Project Supported by Public Organizations in Other Countries, 2019 - 2024
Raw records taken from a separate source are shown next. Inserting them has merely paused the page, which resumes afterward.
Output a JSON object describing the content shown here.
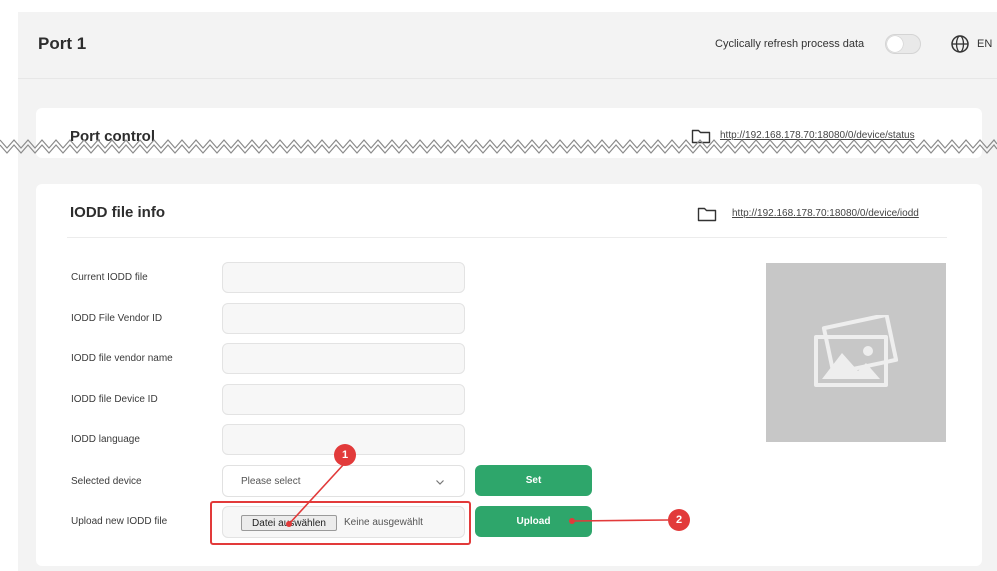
{
  "header": {
    "title": "Port 1",
    "refresh_label": "Cyclically refresh process data",
    "refresh_on": false,
    "language": "EN"
  },
  "port_control": {
    "title": "Port control",
    "link": "http://192.168.178.70:18080/0/device/status"
  },
  "iodd": {
    "title": "IODD file info",
    "link": "http://192.168.178.70:18080/0/device/iodd",
    "fields": [
      {
        "label": "Current IODD file",
        "value": ""
      },
      {
        "label": "IODD File Vendor ID",
        "value": ""
      },
      {
        "label": "IODD file vendor name",
        "value": ""
      },
      {
        "label": "IODD file Device ID",
        "value": ""
      },
      {
        "label": "IODD language",
        "value": ""
      }
    ],
    "selected_device_label": "Selected device",
    "selected_device_placeholder": "Please select",
    "set_label": "Set",
    "upload_label_text": "Upload new IODD file",
    "file_button": "Datei auswählen",
    "file_status": "Keine ausgewählt",
    "upload_button": "Upload"
  },
  "annotations": {
    "badge_1": "1",
    "badge_2": "2",
    "accent": "#e23a3a"
  },
  "colors": {
    "primary_button": "#2ea66b",
    "page_bg": "#f3f3f3",
    "card_bg": "#ffffff"
  }
}
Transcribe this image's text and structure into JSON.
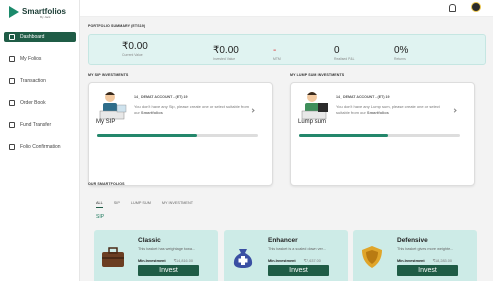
{
  "app": {
    "brand": "Smartfolios",
    "brand_sub": "By Jack"
  },
  "sidebar": {
    "items": [
      {
        "label": "Dashboard",
        "icon": "dashboard-icon",
        "active": true
      },
      {
        "label": "My Folios",
        "icon": "folder-icon"
      },
      {
        "label": "Transaction",
        "icon": "transaction-icon"
      },
      {
        "label": "Order Book",
        "icon": "order-book-icon"
      },
      {
        "label": "Fund Transfer",
        "icon": "fund-transfer-icon"
      },
      {
        "label": "Folio Confirmation",
        "icon": "folio-confirmation-icon"
      }
    ]
  },
  "summary": {
    "title": "PORTFOLIO SUMMARY (ETS19)",
    "stats": [
      {
        "value": "₹0.00",
        "label": "Current Value"
      },
      {
        "value": "₹0.00",
        "label": "Invested Value"
      },
      {
        "value": "-",
        "label": "MTM"
      },
      {
        "value": "0",
        "label": "Realised P&L"
      },
      {
        "value": "0%",
        "label": "Returns"
      }
    ]
  },
  "sip": {
    "section_title": "MY SIP INVESTMENTS",
    "account": "14_ DEMAT ACCOUNT - (ET) 19",
    "desc_prefix": "You don't have any Sip, please create one or select suitable from our ",
    "desc_link": "Smartfolios",
    "label": "My SIP",
    "progress": 0.62
  },
  "lumpsum": {
    "section_title": "MY LUMP SUM INVESTMENTS",
    "account": "14_ DEMAT ACCOUNT - (ET) 19",
    "desc_prefix": "You don't have any Lump sum, please create one or select suitable from our ",
    "desc_link": "Smartfolios",
    "label": "Lump sum",
    "progress": 0.55
  },
  "smartfolios": {
    "section_title": "OUR SMARTFOLIOS",
    "tabs": [
      "ALL",
      "SIP",
      "LUMP SUM",
      "MY INVESTMENT"
    ],
    "active_tab": "ALL",
    "sub_label": "SIP",
    "min_label": "Min.Investment",
    "invest_label": "Invest",
    "cards": [
      {
        "name": "Classic",
        "desc": "This basket has weightage towa...",
        "min": "₹14,816.00"
      },
      {
        "name": "Enhancer",
        "desc": "This basket is a scaled down ver...",
        "min": "₹7,637.00"
      },
      {
        "name": "Defensive",
        "desc": "This basket gives more weighte...",
        "min": "₹18,283.00"
      }
    ]
  }
}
CHAPLE syndrome is a newly discovered genetic disorder characterized by excessive loss of proteins in the gastrointestinal tract, referred to as protein-losing enteropathy. The disease typically presents in early childhood with facial and extremity edema in relation to hypoalbuminemia, chronic diarrhea, failure to thrive and, in extreme cases, severe thromboembolic disease that can lead to premature death. Until recently, there has been no curative therapy for CHAPLE patients. The Parties have shown that the disease is caused by loss of a complement regulatory protein due to deleterious mutations in the CD55 gene, which results in excessive activation of the complement system. Based on these scientific observations, the Parties were able to develop a targeted therapy for this deadly disease using an antibody called eculizumab, which blocks the complement protein C5. The current study aims to further dissect the molecular alterations underlying CHAPLE and CHAPLE-like diseases, identify key molecules that lead to protein-losing enteropathy and discover biomarkers that can guide therapy. The Parties anticipate that the current studies will improve the diagnosis and treatment of these disorders.